◆ **PROVIDED ENTRIES**:
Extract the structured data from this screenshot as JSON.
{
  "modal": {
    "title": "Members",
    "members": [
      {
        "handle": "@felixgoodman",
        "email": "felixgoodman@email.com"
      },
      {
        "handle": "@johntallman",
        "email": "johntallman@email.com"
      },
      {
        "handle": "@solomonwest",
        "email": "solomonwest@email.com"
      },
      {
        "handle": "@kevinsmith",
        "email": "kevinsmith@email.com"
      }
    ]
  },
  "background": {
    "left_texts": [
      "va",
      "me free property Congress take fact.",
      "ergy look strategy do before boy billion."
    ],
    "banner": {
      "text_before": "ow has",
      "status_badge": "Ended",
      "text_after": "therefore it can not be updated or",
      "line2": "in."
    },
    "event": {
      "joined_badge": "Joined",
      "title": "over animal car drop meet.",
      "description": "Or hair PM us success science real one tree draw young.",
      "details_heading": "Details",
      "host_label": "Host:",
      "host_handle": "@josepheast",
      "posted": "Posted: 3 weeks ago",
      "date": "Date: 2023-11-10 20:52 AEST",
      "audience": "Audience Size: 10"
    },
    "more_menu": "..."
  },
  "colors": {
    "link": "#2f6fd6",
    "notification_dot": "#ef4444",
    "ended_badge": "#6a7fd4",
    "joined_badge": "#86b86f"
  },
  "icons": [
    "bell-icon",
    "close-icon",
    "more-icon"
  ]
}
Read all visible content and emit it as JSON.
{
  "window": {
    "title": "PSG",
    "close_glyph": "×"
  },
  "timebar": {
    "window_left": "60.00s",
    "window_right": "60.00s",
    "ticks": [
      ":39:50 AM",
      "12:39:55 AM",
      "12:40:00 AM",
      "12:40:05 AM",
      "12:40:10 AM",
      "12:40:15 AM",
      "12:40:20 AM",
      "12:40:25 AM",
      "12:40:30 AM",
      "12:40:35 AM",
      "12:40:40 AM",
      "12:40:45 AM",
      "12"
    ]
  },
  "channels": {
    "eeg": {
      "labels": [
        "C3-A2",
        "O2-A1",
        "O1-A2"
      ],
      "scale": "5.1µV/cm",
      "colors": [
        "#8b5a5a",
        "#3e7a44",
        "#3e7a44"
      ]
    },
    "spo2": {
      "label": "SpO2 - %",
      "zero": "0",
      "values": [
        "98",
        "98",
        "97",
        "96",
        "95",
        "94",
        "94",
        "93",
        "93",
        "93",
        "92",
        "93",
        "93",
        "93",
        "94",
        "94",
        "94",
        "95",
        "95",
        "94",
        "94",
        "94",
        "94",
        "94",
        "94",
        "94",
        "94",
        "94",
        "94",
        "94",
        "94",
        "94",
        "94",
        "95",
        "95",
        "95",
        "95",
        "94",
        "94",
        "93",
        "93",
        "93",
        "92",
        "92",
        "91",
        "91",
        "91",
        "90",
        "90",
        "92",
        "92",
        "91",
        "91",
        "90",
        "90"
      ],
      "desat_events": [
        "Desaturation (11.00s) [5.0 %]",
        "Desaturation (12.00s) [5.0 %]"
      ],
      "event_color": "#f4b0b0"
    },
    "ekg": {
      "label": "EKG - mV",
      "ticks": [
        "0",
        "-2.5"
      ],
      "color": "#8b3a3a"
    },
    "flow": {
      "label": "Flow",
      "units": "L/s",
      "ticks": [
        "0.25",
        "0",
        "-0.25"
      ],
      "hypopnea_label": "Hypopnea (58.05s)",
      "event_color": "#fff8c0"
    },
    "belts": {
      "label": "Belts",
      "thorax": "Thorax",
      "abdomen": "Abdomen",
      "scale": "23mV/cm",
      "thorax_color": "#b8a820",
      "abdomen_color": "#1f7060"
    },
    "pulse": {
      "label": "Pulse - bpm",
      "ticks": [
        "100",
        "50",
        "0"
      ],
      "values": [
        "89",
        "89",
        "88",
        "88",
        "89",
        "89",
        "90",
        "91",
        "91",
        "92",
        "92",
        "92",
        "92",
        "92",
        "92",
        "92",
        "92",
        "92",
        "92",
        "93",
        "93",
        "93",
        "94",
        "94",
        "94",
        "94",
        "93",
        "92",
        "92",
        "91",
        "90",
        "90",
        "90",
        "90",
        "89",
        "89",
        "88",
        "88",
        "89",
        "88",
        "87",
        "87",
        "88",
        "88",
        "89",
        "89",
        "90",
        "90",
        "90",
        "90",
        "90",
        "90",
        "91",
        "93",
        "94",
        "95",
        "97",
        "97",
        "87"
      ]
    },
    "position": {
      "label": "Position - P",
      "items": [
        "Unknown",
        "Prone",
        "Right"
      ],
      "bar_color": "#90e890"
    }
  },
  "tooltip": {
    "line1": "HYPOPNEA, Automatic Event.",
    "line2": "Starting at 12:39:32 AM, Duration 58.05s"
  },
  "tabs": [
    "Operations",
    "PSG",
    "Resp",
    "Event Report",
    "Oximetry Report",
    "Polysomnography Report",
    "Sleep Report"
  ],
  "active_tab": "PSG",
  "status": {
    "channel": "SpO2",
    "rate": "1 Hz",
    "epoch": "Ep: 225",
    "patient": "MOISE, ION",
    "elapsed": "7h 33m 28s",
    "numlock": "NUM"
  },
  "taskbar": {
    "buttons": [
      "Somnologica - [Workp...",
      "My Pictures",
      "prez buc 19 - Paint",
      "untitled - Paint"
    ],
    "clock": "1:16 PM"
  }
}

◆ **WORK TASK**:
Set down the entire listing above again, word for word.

◆ **SOLUTION BELOW**:
Extract the structured data from this screenshot as JSON.
{
  "modal": {
    "title": "Members",
    "members": [
      {
        "handle": "@felixgoodman",
        "email": "felixgoodman@email.com"
      },
      {
        "handle": "@johntallman",
        "email": "johntallman@email.com"
      },
      {
        "handle": "@solomonwest",
        "email": "solomonwest@email.com"
      },
      {
        "handle": "@kevinsmith",
        "email": "kevinsmith@email.com"
      }
    ]
  },
  "background": {
    "left_texts": [
      "va",
      "me free property Congress take fact.",
      "ergy look strategy do before boy billion."
    ],
    "banner": {
      "text_before": "ow has",
      "status_badge": "Ended",
      "text_after": "therefore it can not be updated or",
      "line2": "in."
    },
    "event": {
      "joined_badge": "Joined",
      "title": "over animal car drop meet.",
      "description": "Or hair PM us success science real one tree draw young.",
      "details_heading": "Details",
      "host_label": "Host:",
      "host_handle": "@josepheast",
      "posted": "Posted: 3 weeks ago",
      "date": "Date: 2023-11-10 20:52 AEST",
      "audience": "Audience Size: 10"
    },
    "more_menu": "..."
  },
  "colors": {
    "link": "#2f6fd6",
    "notification_dot": "#ef4444",
    "ended_badge": "#6a7fd4",
    "joined_badge": "#86b86f"
  },
  "icons": [
    "bell-icon",
    "close-icon",
    "more-icon"
  ]
}
Read all visible content and emit it as JSON.
{
  "window": {
    "title": "PSG",
    "close_glyph": "×"
  },
  "timebar": {
    "window_left": "60.00s",
    "window_right": "60.00s",
    "ticks": [
      ":39:50 AM",
      "12:39:55 AM",
      "12:40:00 AM",
      "12:40:05 AM",
      "12:40:10 AM",
      "12:40:15 AM",
      "12:40:20 AM",
      "12:40:25 AM",
      "12:40:30 AM",
      "12:40:35 AM",
      "12:40:40 AM",
      "12:40:45 AM",
      "12"
    ]
  },
  "channels": {
    "eeg": {
      "labels": [
        "C3-A2",
        "O2-A1",
        "O1-A2"
      ],
      "scale": "5.1µV/cm",
      "colors": [
        "#8b5a5a",
        "#3e7a44",
        "#3e7a44"
      ]
    },
    "spo2": {
      "label": "SpO2 - %",
      "zero": "0",
      "values": [
        "98",
        "98",
        "97",
        "96",
        "95",
        "94",
        "94",
        "93",
        "93",
        "93",
        "92",
        "93",
        "93",
        "93",
        "94",
        "94",
        "94",
        "95",
        "95",
        "94",
        "94",
        "94",
        "94",
        "94",
        "94",
        "94",
        "94",
        "94",
        "94",
        "94",
        "94",
        "94",
        "94",
        "95",
        "95",
        "95",
        "95",
        "94",
        "94",
        "93",
        "93",
        "93",
        "92",
        "92",
        "91",
        "91",
        "91",
        "90",
        "90",
        "92",
        "92",
        "91",
        "91",
        "90",
        "90"
      ],
      "desat_events": [
        "Desaturation (11.00s) [5.0 %]",
        "Desaturation (12.00s) [5.0 %]"
      ],
      "event_color": "#f4b0b0"
    },
    "ekg": {
      "label": "EKG - mV",
      "ticks": [
        "0",
        "-2.5"
      ],
      "color": "#8b3a3a"
    },
    "flow": {
      "label": "Flow",
      "units": "L/s",
      "ticks": [
        "0.25",
        "0",
        "-0.25"
      ],
      "hypopnea_label": "Hypopnea (58.05s)",
      "event_color": "#fff8c0"
    },
    "belts": {
      "label": "Belts",
      "thorax": "Thorax",
      "abdomen": "Abdomen",
      "scale": "23mV/cm",
      "thorax_color": "#b8a820",
      "abdomen_color": "#1f7060"
    },
    "pulse": {
      "label": "Pulse - bpm",
      "ticks": [
        "100",
        "50",
        "0"
      ],
      "values": [
        "89",
        "89",
        "88",
        "88",
        "89",
        "89",
        "90",
        "91",
        "91",
        "92",
        "92",
        "92",
        "92",
        "92",
        "92",
        "92",
        "92",
        "92",
        "92",
        "93",
        "93",
        "93",
        "94",
        "94",
        "94",
        "94",
        "93",
        "92",
        "92",
        "91",
        "90",
        "90",
        "90",
        "90",
        "89",
        "89",
        "88",
        "88",
        "89",
        "88",
        "87",
        "87",
        "88",
        "88",
        "89",
        "89",
        "90",
        "90",
        "90",
        "90",
        "90",
        "90",
        "91",
        "93",
        "94",
        "95",
        "97",
        "97",
        "87"
      ]
    },
    "position": {
      "label": "Position - P",
      "items": [
        "Unknown",
        "Prone",
        "Right"
      ],
      "bar_color": "#90e890"
    }
  },
  "tooltip": {
    "line1": "HYPOPNEA, Automatic Event.",
    "line2": "Starting at 12:39:32 AM, Duration 58.05s"
  },
  "tabs": [
    "Operations",
    "PSG",
    "Resp",
    "Event Report",
    "Oximetry Report",
    "Polysomnography Report",
    "Sleep Report"
  ],
  "active_tab": "PSG",
  "status": {
    "channel": "SpO2",
    "rate": "1 Hz",
    "epoch": "Ep: 225",
    "patient": "MOISE, ION",
    "elapsed": "7h 33m 28s",
    "numlock": "NUM"
  },
  "taskbar": {
    "buttons": [
      "Somnologica - [Workp...",
      "My Pictures",
      "prez buc 19 - Paint",
      "untitled - Paint"
    ],
    "clock": "1:16 PM"
  }
}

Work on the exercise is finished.